= Beginning of Section =

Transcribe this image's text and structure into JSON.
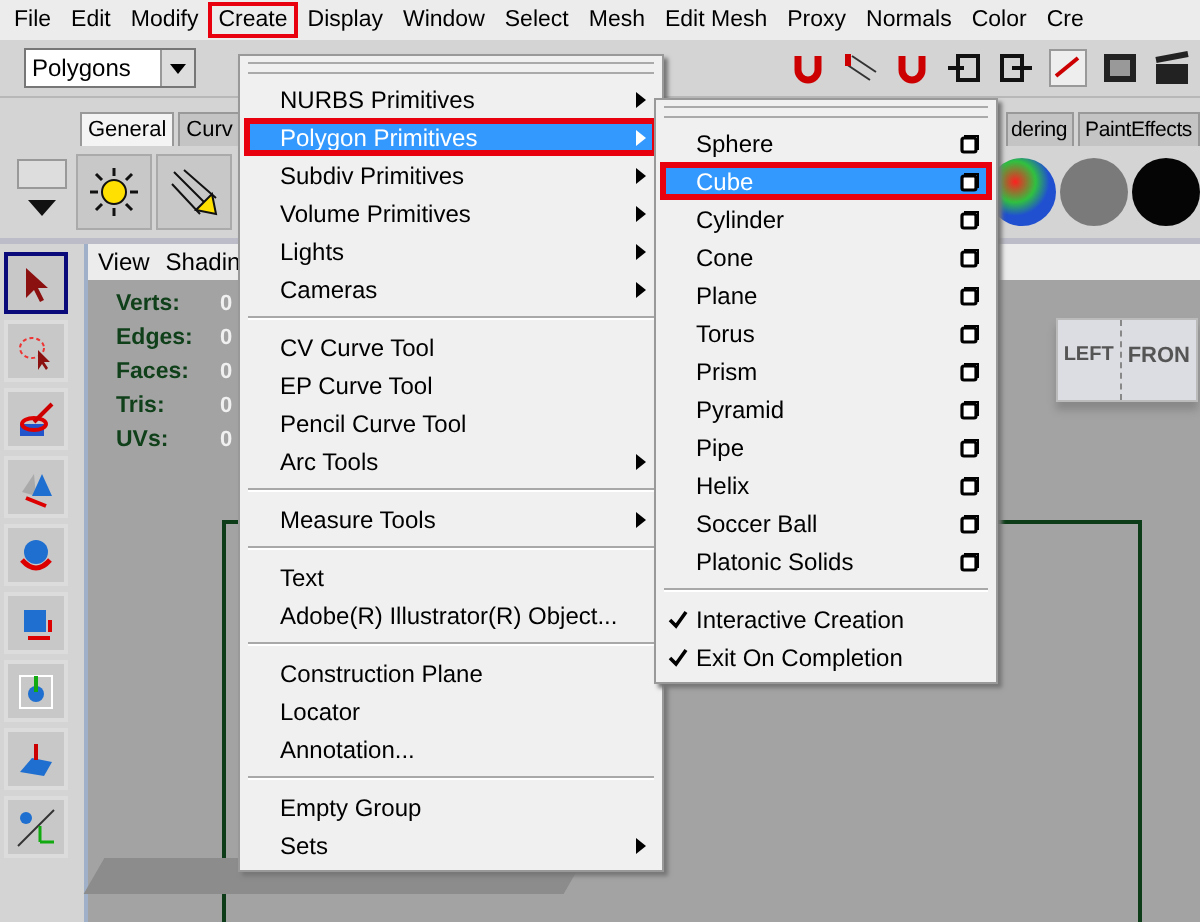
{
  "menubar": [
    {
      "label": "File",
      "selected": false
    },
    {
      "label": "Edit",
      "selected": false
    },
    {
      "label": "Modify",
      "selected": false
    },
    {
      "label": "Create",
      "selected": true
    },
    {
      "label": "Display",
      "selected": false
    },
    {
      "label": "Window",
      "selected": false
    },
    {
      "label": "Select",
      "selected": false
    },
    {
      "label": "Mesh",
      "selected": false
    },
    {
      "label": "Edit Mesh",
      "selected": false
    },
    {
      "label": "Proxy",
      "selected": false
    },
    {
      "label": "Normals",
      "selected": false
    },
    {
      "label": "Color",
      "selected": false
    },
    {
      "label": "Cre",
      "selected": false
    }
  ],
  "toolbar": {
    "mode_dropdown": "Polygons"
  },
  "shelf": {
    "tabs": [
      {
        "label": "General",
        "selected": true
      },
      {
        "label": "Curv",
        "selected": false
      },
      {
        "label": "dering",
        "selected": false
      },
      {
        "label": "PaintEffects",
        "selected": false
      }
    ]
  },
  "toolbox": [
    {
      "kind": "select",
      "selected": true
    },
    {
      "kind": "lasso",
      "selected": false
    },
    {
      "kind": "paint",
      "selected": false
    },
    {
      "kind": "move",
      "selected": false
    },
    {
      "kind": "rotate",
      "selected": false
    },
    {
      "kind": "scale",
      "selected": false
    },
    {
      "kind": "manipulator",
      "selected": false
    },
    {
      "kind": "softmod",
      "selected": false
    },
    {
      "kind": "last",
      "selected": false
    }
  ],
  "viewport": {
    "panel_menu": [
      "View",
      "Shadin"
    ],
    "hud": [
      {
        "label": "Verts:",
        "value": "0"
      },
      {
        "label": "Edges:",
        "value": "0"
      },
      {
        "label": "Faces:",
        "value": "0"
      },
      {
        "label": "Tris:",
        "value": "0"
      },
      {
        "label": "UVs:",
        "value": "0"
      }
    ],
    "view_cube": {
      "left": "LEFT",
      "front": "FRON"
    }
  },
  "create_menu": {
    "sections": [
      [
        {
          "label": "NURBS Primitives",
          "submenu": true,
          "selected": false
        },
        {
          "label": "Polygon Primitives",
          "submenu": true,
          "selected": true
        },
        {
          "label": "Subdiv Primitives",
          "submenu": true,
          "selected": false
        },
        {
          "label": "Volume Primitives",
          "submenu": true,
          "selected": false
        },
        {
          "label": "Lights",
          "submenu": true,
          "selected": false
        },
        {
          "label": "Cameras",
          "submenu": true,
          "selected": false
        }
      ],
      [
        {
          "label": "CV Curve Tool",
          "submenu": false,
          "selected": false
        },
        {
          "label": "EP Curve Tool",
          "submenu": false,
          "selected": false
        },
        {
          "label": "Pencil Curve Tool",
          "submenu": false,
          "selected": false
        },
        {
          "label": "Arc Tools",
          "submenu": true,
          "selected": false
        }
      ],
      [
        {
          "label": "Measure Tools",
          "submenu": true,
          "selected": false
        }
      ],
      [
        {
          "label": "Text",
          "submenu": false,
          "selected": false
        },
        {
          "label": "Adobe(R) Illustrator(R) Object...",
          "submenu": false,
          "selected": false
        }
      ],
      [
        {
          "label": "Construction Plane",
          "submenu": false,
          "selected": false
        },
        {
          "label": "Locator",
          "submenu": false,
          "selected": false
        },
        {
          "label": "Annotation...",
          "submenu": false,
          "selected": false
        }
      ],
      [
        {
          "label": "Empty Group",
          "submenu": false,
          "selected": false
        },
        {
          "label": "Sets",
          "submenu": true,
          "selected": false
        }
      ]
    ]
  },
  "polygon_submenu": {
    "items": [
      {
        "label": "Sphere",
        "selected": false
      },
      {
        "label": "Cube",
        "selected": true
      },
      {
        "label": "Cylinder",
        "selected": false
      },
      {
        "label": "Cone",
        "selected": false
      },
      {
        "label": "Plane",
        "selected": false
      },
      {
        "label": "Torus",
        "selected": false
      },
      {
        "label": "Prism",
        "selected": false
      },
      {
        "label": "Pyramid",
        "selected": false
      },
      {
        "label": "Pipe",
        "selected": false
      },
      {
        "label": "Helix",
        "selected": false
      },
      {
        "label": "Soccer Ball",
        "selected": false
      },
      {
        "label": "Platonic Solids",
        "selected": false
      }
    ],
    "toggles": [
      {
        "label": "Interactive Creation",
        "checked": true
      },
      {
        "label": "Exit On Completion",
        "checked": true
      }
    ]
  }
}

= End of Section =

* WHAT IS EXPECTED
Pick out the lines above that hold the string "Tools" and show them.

* REPLY
          "label": "Arc Tools",
          "label": "Measure Tools",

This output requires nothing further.